The listing that follows should be copied in full, exactly as written.
==========
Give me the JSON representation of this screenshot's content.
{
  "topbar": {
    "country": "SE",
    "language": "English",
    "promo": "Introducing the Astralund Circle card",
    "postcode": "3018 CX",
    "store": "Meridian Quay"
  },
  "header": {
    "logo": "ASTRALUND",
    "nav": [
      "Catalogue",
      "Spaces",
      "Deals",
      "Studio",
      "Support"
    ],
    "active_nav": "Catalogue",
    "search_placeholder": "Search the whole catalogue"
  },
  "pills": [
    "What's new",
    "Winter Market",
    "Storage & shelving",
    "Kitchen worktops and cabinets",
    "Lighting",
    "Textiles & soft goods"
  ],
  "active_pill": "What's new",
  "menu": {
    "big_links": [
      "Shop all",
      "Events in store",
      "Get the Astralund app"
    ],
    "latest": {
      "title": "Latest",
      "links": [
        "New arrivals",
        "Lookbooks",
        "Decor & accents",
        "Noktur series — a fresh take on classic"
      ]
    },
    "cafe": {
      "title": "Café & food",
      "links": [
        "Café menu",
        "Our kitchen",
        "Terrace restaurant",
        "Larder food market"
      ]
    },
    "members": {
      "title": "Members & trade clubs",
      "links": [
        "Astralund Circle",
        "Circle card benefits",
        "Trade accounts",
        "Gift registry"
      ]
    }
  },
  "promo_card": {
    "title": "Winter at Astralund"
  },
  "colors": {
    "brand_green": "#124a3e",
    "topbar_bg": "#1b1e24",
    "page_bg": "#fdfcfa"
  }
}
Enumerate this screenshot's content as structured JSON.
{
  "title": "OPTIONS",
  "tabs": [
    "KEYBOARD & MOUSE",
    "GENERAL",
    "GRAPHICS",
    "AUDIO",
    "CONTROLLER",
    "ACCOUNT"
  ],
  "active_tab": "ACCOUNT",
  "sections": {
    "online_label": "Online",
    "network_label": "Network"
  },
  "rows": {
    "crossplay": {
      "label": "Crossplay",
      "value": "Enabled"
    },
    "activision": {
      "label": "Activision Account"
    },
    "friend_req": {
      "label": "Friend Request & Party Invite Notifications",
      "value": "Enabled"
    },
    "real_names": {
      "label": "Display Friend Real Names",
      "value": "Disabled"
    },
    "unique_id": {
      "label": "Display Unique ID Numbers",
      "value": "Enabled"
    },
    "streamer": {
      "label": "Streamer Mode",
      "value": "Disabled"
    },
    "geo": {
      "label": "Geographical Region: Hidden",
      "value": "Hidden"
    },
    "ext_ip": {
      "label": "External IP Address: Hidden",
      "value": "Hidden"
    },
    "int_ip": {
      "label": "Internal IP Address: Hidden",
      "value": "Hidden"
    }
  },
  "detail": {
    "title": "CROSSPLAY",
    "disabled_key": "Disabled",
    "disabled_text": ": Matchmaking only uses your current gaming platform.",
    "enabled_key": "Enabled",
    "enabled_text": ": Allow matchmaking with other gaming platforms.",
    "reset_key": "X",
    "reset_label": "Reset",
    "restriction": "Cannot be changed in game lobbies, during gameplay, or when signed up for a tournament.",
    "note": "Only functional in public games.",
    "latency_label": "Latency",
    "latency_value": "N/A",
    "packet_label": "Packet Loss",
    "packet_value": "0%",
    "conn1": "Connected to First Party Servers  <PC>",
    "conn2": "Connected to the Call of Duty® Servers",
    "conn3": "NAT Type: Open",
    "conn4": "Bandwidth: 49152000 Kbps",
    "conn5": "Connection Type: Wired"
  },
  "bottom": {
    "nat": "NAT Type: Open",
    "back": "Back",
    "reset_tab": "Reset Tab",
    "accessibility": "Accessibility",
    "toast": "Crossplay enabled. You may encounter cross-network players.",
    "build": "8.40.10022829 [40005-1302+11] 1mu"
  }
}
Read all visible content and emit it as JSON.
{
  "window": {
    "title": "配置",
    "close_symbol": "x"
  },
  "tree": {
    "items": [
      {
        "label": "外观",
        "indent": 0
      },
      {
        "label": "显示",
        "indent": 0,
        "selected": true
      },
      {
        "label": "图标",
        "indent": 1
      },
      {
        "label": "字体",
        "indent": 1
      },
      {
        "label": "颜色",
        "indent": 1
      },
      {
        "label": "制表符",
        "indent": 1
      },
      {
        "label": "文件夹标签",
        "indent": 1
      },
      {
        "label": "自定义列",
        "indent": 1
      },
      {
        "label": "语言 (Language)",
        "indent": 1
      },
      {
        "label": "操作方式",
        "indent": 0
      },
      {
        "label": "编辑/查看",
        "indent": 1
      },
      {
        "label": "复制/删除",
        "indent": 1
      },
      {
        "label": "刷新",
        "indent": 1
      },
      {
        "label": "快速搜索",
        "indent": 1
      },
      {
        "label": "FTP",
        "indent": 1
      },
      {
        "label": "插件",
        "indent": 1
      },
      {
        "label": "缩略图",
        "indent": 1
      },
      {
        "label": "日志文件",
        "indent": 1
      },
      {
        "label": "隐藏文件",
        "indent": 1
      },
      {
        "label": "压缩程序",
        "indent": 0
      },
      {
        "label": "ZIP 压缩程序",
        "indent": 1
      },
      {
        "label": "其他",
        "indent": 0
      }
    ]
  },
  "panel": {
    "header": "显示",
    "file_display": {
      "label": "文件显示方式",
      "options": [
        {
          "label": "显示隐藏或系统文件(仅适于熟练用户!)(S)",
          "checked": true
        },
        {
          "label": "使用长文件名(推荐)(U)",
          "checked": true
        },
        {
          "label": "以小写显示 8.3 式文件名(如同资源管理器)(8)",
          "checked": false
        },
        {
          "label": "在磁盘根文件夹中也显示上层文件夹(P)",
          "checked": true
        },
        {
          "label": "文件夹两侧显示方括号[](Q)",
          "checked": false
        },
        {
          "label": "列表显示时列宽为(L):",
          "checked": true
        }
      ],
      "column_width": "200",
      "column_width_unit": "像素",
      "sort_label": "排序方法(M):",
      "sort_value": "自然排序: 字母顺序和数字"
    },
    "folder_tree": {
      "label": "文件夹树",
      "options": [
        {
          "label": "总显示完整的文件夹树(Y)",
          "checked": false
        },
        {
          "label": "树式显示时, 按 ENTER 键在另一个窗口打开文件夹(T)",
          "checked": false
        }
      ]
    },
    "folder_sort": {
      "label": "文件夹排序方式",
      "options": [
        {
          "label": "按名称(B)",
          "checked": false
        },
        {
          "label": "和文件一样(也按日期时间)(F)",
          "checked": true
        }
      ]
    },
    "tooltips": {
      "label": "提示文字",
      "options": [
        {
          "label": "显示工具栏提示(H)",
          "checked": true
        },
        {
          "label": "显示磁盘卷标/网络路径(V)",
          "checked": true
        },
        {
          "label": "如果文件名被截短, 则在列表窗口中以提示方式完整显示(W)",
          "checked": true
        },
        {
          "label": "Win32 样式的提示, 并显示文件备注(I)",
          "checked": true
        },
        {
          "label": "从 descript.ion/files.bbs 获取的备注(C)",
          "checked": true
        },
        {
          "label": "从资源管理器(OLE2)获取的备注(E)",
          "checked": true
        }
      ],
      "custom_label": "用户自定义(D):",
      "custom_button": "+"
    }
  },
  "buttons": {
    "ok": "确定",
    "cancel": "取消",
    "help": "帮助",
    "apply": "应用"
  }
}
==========
* _Written answer_
Give me the JSON representation of this screenshot's content.
{
  "topbar": {
    "country": "SE",
    "language": "English",
    "promo": "Introducing the Astralund Circle card",
    "postcode": "3018 CX",
    "store": "Meridian Quay"
  },
  "header": {
    "logo": "ASTRALUND",
    "nav": [
      "Catalogue",
      "Spaces",
      "Deals",
      "Studio",
      "Support"
    ],
    "active_nav": "Catalogue",
    "search_placeholder": "Search the whole catalogue"
  },
  "pills": [
    "What's new",
    "Winter Market",
    "Storage & shelving",
    "Kitchen worktops and cabinets",
    "Lighting",
    "Textiles & soft goods"
  ],
  "active_pill": "What's new",
  "menu": {
    "big_links": [
      "Shop all",
      "Events in store",
      "Get the Astralund app"
    ],
    "latest": {
      "title": "Latest",
      "links": [
        "New arrivals",
        "Lookbooks",
        "Decor & accents",
        "Noktur series — a fresh take on classic"
      ]
    },
    "cafe": {
      "title": "Café & food",
      "links": [
        "Café menu",
        "Our kitchen",
        "Terrace restaurant",
        "Larder food market"
      ]
    },
    "members": {
      "title": "Members & trade clubs",
      "links": [
        "Astralund Circle",
        "Circle card benefits",
        "Trade accounts",
        "Gift registry"
      ]
    }
  },
  "promo_card": {
    "title": "Winter at Astralund"
  },
  "colors": {
    "brand_green": "#124a3e",
    "topbar_bg": "#1b1e24",
    "page_bg": "#fdfcfa"
  }
}
Enumerate this screenshot's content as structured JSON.
{
  "title": "OPTIONS",
  "tabs": [
    "KEYBOARD & MOUSE",
    "GENERAL",
    "GRAPHICS",
    "AUDIO",
    "CONTROLLER",
    "ACCOUNT"
  ],
  "active_tab": "ACCOUNT",
  "sections": {
    "online_label": "Online",
    "network_label": "Network"
  },
  "rows": {
    "crossplay": {
      "label": "Crossplay",
      "value": "Enabled"
    },
    "activision": {
      "label": "Activision Account"
    },
    "friend_req": {
      "label": "Friend Request & Party Invite Notifications",
      "value": "Enabled"
    },
    "real_names": {
      "label": "Display Friend Real Names",
      "value": "Disabled"
    },
    "unique_id": {
      "label": "Display Unique ID Numbers",
      "value": "Enabled"
    },
    "streamer": {
      "label": "Streamer Mode",
      "value": "Disabled"
    },
    "geo": {
      "label": "Geographical Region: Hidden",
      "value": "Hidden"
    },
    "ext_ip": {
      "label": "External IP Address: Hidden",
      "value": "Hidden"
    },
    "int_ip": {
      "label": "Internal IP Address: Hidden",
      "value": "Hidden"
    }
  },
  "detail": {
    "title": "CROSSPLAY",
    "disabled_key": "Disabled",
    "disabled_text": ": Matchmaking only uses your current gaming platform.",
    "enabled_key": "Enabled",
    "enabled_text": ": Allow matchmaking with other gaming platforms.",
    "reset_key": "X",
    "reset_label": "Reset",
    "restriction": "Cannot be changed in game lobbies, during gameplay, or when signed up for a tournament.",
    "note": "Only functional in public games.",
    "latency_label": "Latency",
    "latency_value": "N/A",
    "packet_label": "Packet Loss",
    "packet_value": "0%",
    "conn1": "Connected to First Party Servers  <PC>",
    "conn2": "Connected to the Call of Duty® Servers",
    "conn3": "NAT Type: Open",
    "conn4": "Bandwidth: 49152000 Kbps",
    "conn5": "Connection Type: Wired"
  },
  "bottom": {
    "nat": "NAT Type: Open",
    "back": "Back",
    "reset_tab": "Reset Tab",
    "accessibility": "Accessibility",
    "toast": "Crossplay enabled. You may encounter cross-network players.",
    "build": "8.40.10022829 [40005-1302+11] 1mu"
  }
}
Read all visible content and emit it as JSON.
{
  "window": {
    "title": "配置",
    "close_symbol": "x"
  },
  "tree": {
    "items": [
      {
        "label": "外观",
        "indent": 0
      },
      {
        "label": "显示",
        "indent": 0,
        "selected": true
      },
      {
        "label": "图标",
        "indent": 1
      },
      {
        "label": "字体",
        "indent": 1
      },
      {
        "label": "颜色",
        "indent": 1
      },
      {
        "label": "制表符",
        "indent": 1
      },
      {
        "label": "文件夹标签",
        "indent": 1
      },
      {
        "label": "自定义列",
        "indent": 1
      },
      {
        "label": "语言 (Language)",
        "indent": 1
      },
      {
        "label": "操作方式",
        "indent": 0
      },
      {
        "label": "编辑/查看",
        "indent": 1
      },
      {
        "label": "复制/删除",
        "indent": 1
      },
      {
        "label": "刷新",
        "indent": 1
      },
      {
        "label": "快速搜索",
        "indent": 1
      },
      {
        "label": "FTP",
        "indent": 1
      },
      {
        "label": "插件",
        "indent": 1
      },
      {
        "label": "缩略图",
        "indent": 1
      },
      {
        "label": "日志文件",
        "indent": 1
      },
      {
        "label": "隐藏文件",
        "indent": 1
      },
      {
        "label": "压缩程序",
        "indent": 0
      },
      {
        "label": "ZIP 压缩程序",
        "indent": 1
      },
      {
        "label": "其他",
        "indent": 0
      }
    ]
  },
  "panel": {
    "header": "显示",
    "file_display": {
      "label": "文件显示方式",
      "options": [
        {
          "label": "显示隐藏或系统文件(仅适于熟练用户!)(S)",
          "checked": true
        },
        {
          "label": "使用长文件名(推荐)(U)",
          "checked": true
        },
        {
          "label": "以小写显示 8.3 式文件名(如同资源管理器)(8)",
          "checked": false
        },
        {
          "label": "在磁盘根文件夹中也显示上层文件夹(P)",
          "checked": true
        },
        {
          "label": "文件夹两侧显示方括号[](Q)",
          "checked": false
        },
        {
          "label": "列表显示时列宽为(L):",
          "checked": true
        }
      ],
      "column_width": "200",
      "column_width_unit": "像素",
      "sort_label": "排序方法(M):",
      "sort_value": "自然排序: 字母顺序和数字"
    },
    "folder_tree": {
      "label": "文件夹树",
      "options": [
        {
          "label": "总显示完整的文件夹树(Y)",
          "checked": false
        },
        {
          "label": "树式显示时, 按 ENTER 键在另一个窗口打开文件夹(T)",
          "checked": false
        }
      ]
    },
    "folder_sort": {
      "label": "文件夹排序方式",
      "options": [
        {
          "label": "按名称(B)",
          "checked": false
        },
        {
          "label": "和文件一样(也按日期时间)(F)",
          "checked": true
        }
      ]
    },
    "tooltips": {
      "label": "提示文字",
      "options": [
        {
          "label": "显示工具栏提示(H)",
          "checked": true
        },
        {
          "label": "显示磁盘卷标/网络路径(V)",
          "checked": true
        },
        {
          "label": "如果文件名被截短, 则在列表窗口中以提示方式完整显示(W)",
          "checked": true
        },
        {
          "label": "Win32 样式的提示, 并显示文件备注(I)",
          "checked": true
        },
        {
          "label": "从 descript.ion/files.bbs 获取的备注(C)",
          "checked": true
        },
        {
          "label": "从资源管理器(OLE2)获取的备注(E)",
          "checked": true
        }
      ],
      "custom_label": "用户自定义(D):",
      "custom_button": "+"
    }
  },
  "buttons": {
    "ok": "确定",
    "cancel": "取消",
    "help": "帮助",
    "apply": "应用"
  }
}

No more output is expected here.